Put simply, how soon you meet will have a direct effect on your chemistry. You could be consigning yourself to a disappointing date.
What’s more, a study by dating site e Harmony, estimated that seven in ten couples will have done so by 2040 – with 55 to 64-year-olds experiencing the biggest boom (an expected 30 per cent rise between 20).
After all, if someone is keen to arrange a date with you, they won’t keep fighting for someone they don’t really know forever. Many match-making websites now have their own blogs, or guides advising you how and when to meet – among other tips – that you might find useful.
Of course, just because you’re online dating, it doesn’t mean you should discount the chances of meeting someone offline, too.
(And I’d always recommend a coffee date – you can always excuse yourself if the going isn’t great, and you don’t spend oodles of cash on expensive dinners with duds).

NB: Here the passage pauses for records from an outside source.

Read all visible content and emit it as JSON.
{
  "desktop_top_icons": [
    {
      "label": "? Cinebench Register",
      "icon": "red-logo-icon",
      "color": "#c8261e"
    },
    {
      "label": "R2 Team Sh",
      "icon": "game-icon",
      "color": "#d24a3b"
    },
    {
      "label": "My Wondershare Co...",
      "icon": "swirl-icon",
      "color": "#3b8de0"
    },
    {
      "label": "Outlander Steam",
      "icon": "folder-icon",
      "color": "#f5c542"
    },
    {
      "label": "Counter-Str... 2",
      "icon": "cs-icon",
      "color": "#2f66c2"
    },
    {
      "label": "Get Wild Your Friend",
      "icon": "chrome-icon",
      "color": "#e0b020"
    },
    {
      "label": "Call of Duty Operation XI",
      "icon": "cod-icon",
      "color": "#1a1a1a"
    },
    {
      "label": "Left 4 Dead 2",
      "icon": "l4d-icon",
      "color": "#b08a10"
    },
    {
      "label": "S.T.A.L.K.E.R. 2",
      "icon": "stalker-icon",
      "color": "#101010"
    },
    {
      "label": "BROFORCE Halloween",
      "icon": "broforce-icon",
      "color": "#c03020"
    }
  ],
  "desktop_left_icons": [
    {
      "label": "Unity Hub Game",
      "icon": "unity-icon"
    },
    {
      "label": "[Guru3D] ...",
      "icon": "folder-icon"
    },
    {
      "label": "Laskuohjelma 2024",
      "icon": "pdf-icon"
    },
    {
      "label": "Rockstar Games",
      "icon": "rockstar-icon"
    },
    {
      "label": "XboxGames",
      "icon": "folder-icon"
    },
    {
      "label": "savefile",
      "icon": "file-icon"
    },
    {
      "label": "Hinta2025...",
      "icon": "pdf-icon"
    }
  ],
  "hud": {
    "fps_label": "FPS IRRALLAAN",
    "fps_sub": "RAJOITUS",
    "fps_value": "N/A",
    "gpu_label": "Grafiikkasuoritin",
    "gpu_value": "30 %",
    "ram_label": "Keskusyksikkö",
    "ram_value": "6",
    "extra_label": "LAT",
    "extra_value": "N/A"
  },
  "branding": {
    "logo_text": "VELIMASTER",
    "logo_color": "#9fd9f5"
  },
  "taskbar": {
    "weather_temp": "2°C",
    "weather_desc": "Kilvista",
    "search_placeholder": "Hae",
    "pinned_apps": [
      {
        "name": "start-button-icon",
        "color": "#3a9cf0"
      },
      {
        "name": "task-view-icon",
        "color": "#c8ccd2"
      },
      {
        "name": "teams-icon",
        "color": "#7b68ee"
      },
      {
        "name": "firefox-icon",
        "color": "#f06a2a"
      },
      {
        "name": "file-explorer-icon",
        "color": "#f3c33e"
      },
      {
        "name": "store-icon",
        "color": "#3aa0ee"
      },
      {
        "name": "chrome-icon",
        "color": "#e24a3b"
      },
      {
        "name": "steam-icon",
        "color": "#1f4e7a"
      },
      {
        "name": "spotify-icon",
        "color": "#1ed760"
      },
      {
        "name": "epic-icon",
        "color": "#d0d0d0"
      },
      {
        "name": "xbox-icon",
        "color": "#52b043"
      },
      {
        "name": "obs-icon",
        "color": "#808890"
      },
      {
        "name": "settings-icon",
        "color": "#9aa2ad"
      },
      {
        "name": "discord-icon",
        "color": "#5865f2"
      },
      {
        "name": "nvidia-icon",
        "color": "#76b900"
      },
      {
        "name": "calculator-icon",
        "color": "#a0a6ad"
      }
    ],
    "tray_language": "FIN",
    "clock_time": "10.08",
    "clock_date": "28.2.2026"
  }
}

You can tell more about a person in half an hour, than weeks of emailing. “It's always better to meet an online date sooner than later - it's too easy to message endlessly, and you need to find out whether you have chemistry off-screen before you down a flirty emoticon rabbit hole that could last for weeks or months,” she explains.